*** Block opens ***
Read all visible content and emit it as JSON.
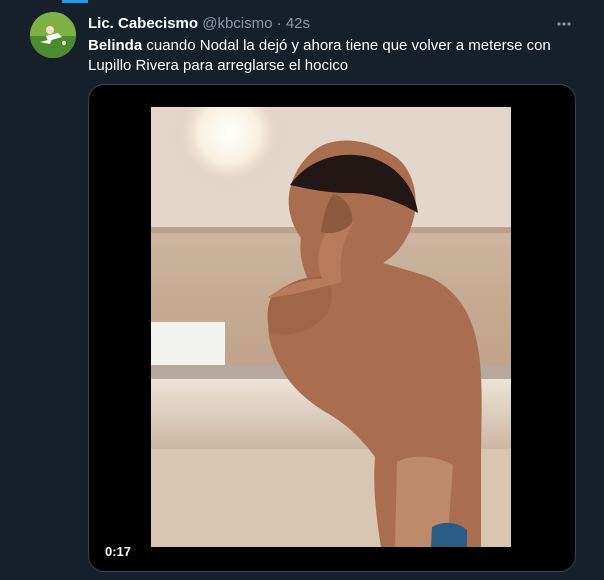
{
  "tweet": {
    "display_name": "Lic. Cabecismo",
    "handle": "@kbcismo",
    "separator": "·",
    "time": "42s",
    "text_mention": "Belinda",
    "text_body": " cuando Nodal la dejó y ahora tiene que volver a meterse con Lupillo Rivera para arreglarse el hocico",
    "more_icon": "more-horizontal-icon"
  },
  "video": {
    "duration": "0:17"
  },
  "colors": {
    "background": "#15202b",
    "secondary_text": "#8b98a5",
    "accent": "#1d9bf0",
    "border": "#38444d"
  }
}
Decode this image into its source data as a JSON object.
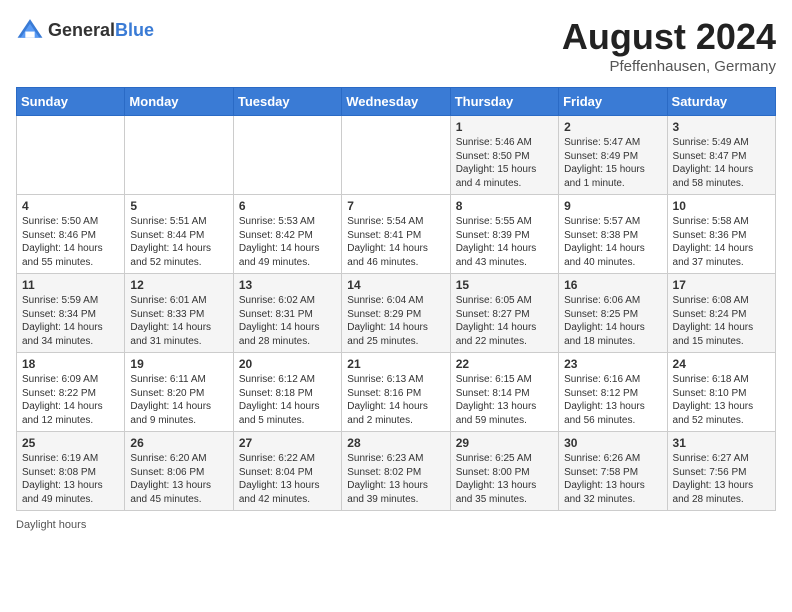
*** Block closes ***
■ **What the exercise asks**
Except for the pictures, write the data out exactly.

■ **Answer space**
Read all visible content and emit it as JSON.
{
  "tweet": {
    "display_name": "Lic. Cabecismo",
    "handle": "@kbcismo",
    "separator": "·",
    "time": "42s",
    "text_mention": "Belinda",
    "text_body": " cuando Nodal la dejó y ahora tiene que volver a meterse con Lupillo Rivera para arreglarse el hocico",
    "more_icon": "more-horizontal-icon"
  },
  "video": {
    "duration": "0:17"
  },
  "colors": {
    "background": "#15202b",
    "secondary_text": "#8b98a5",
    "accent": "#1d9bf0",
    "border": "#38444d"
  }
}
Decode this image into its source data as a JSON object.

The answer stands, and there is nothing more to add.